Yonkers students denounce school cutbacks

By our reporters
16 May 2011

The World Socialist Web Site spoke to students at Riverside High School in Yonkers, New York, about proposed school budget cuts for the city that call for the layoffs of over 400 teachers and the elimination of school transportation, extra-curricular activities, intramural sports and many other programs.

Arnesisha Hayes and Nigel Coleman

Arnesisha Hayes, who will graduate from the high school next year, told the WSWS, “I think the budget cuts are unfair, first of all because all after school programs and remedial classes are being eliminated. These are classes that students need. They want to cut summer school out as well. What will people do who need extra help learning or a remedial program?

“I think the layoff of 400 of our teachers is out of control. Our class sizes are too big already. We have 27 to 32 students in a class now. Many more people will need extra help if they cut teachers and increase the class sizes. A lot more people will not come to school if they cut bus transportation.

“It is not fair for the teachers to have their pay and benefits cut. What are they going to do to get income to take care of their kids?

“I blame the Board of Education for these cuts, but beyond that I think the Democrats and Republicans go along with these cuts. This is something no one disagrees on. We tried to demonstrate against the state budget cuts and the budget cuts here. We held a rally outside the school here, but nothing has changed.

“My family can’t pay a 5 percent property tax increase. A lot of people are struggling as it is. I think it would be fair if the rich were taxed to pay for education. The rich are spending a lot of money on unnecessary things. They don’t get taxed, and if they did, it wouldn’t hurt.”

Her friend, Nigel Coleman, a freshman, added, “The government is not going out to the people to ask what the people really want. I think these budget cuts are unfair.
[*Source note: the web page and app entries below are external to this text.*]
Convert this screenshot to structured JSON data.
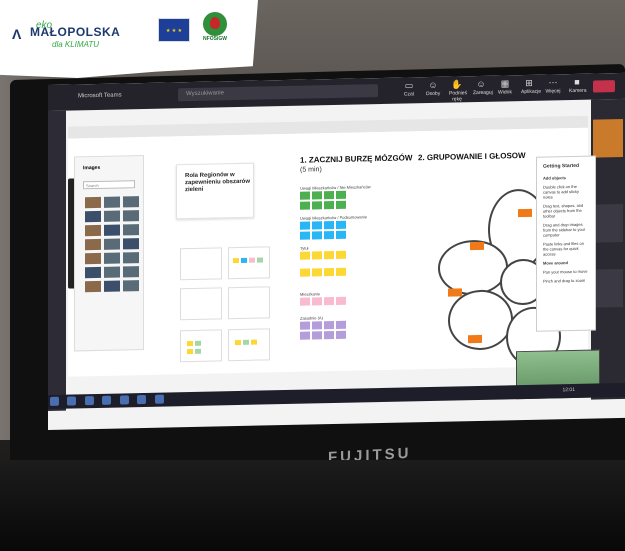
{
  "banner": {
    "eko": "eko",
    "brand": "MAŁOPOLSKA",
    "tagline": "dla KLIMATU",
    "fund_caption": "NFOŚiGW"
  },
  "laptop": {
    "brand": "FUJITSU"
  },
  "teams": {
    "window_title": "Microsoft Teams",
    "search_placeholder": "Wyszukiwanie",
    "controls": [
      {
        "icon": "chat-icon",
        "label": "Czat"
      },
      {
        "icon": "people-icon",
        "label": "Osoby"
      },
      {
        "icon": "hand-icon",
        "label": "Podnieś rękę"
      },
      {
        "icon": "react-icon",
        "label": "Zareaguj"
      },
      {
        "icon": "view-icon",
        "label": "Widok"
      },
      {
        "icon": "apps-icon",
        "label": "Aplikacje"
      },
      {
        "icon": "more-icon",
        "label": "Więcej"
      },
      {
        "icon": "camera-icon",
        "label": "Kamera"
      }
    ]
  },
  "board": {
    "panel_title": "Images",
    "panel_search": "Search",
    "card_title": "Rola Regionów w zapewnieniu obszarów zieleni",
    "step1_title": "1. ZACZNIJ BURZĘ MÓZGÓW",
    "step1_time": "(5 min)",
    "step2_title": "2. GRUPOWANIE I GŁOSOW",
    "labels": [
      "Uwagi Mieszkańców / Nie Mieszkańców",
      "Uwagi Mieszkańców / Podsumowanie",
      "Tytuł",
      "Mieszkanie",
      "Mieszkanie",
      "Zasadnie (A)"
    ],
    "getting_started": {
      "title": "Getting Started",
      "section1": "Add objects",
      "items": [
        "Double click on the canvas to add sticky notes",
        "Drag text, shapes, and other objects from the toolbar",
        "Drag and drop images from the sidebar to your computer",
        "Paste links and files on the canvas for quick access"
      ],
      "section2": "Move around",
      "moves": [
        "Pan your mouse to move",
        "Pinch and drag to zoom"
      ]
    }
  },
  "taskbar": {
    "clock": "12:01"
  },
  "colors": {
    "green_note": "#4caf50",
    "cyan_note": "#29b6f6",
    "yellow_note": "#fdd835",
    "pink_note": "#f8bbd0",
    "purple_note": "#b39ddb",
    "orange_note": "#f07a1a"
  }
}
The rich have the money, but I think they are just greedy people who don’t want to share.”

Jose Arroyo

Jose Arroyo, a junior at Riverside, said, “Everyone wants the American dream, but with the budget cuts, it is fading. Some parents cannot afford to lose the bus service and drive their kids to school. They just can’t drive their kids, and when the school is far, students won’t be able to make it to class.

“I know many teachers have just completed college, and they face losing their jobs and their careers. I am against this. I don’t think it is fair that the teachers are being asked to give up their pay and benefits in addition to the layoffs. If they are laid off, the class sizes are going to increase by a substantial amount, and we won’t have the hands-on attention of our teachers. We will be getting less of an education, and this will deprive students of an equal opportunity for a future.

“I am upset about their cutting out sports. I don’t play sports, but people are interested in them and stay in school because of them. And some can get college scholarships through sports.

“It is sad to me that the first thing the Democrats and Republicans think to cut is education. The first thing the city of Yonkers thinks is cutting education. The significance of education is that it is the future.

“This nation from the time of Alexander Hamilton was based on the rich. It was based on the rich, and most of the politicians came from the rich. Very few came from the working class. The two party system represents the rich. The working class competes with the rich. If a public program is for the people, why isn’t it for all the people? The working class is the majority, but it is so hard for us to be heard. If we were, then we would tax the rich to pay for education, and they don’t want that.”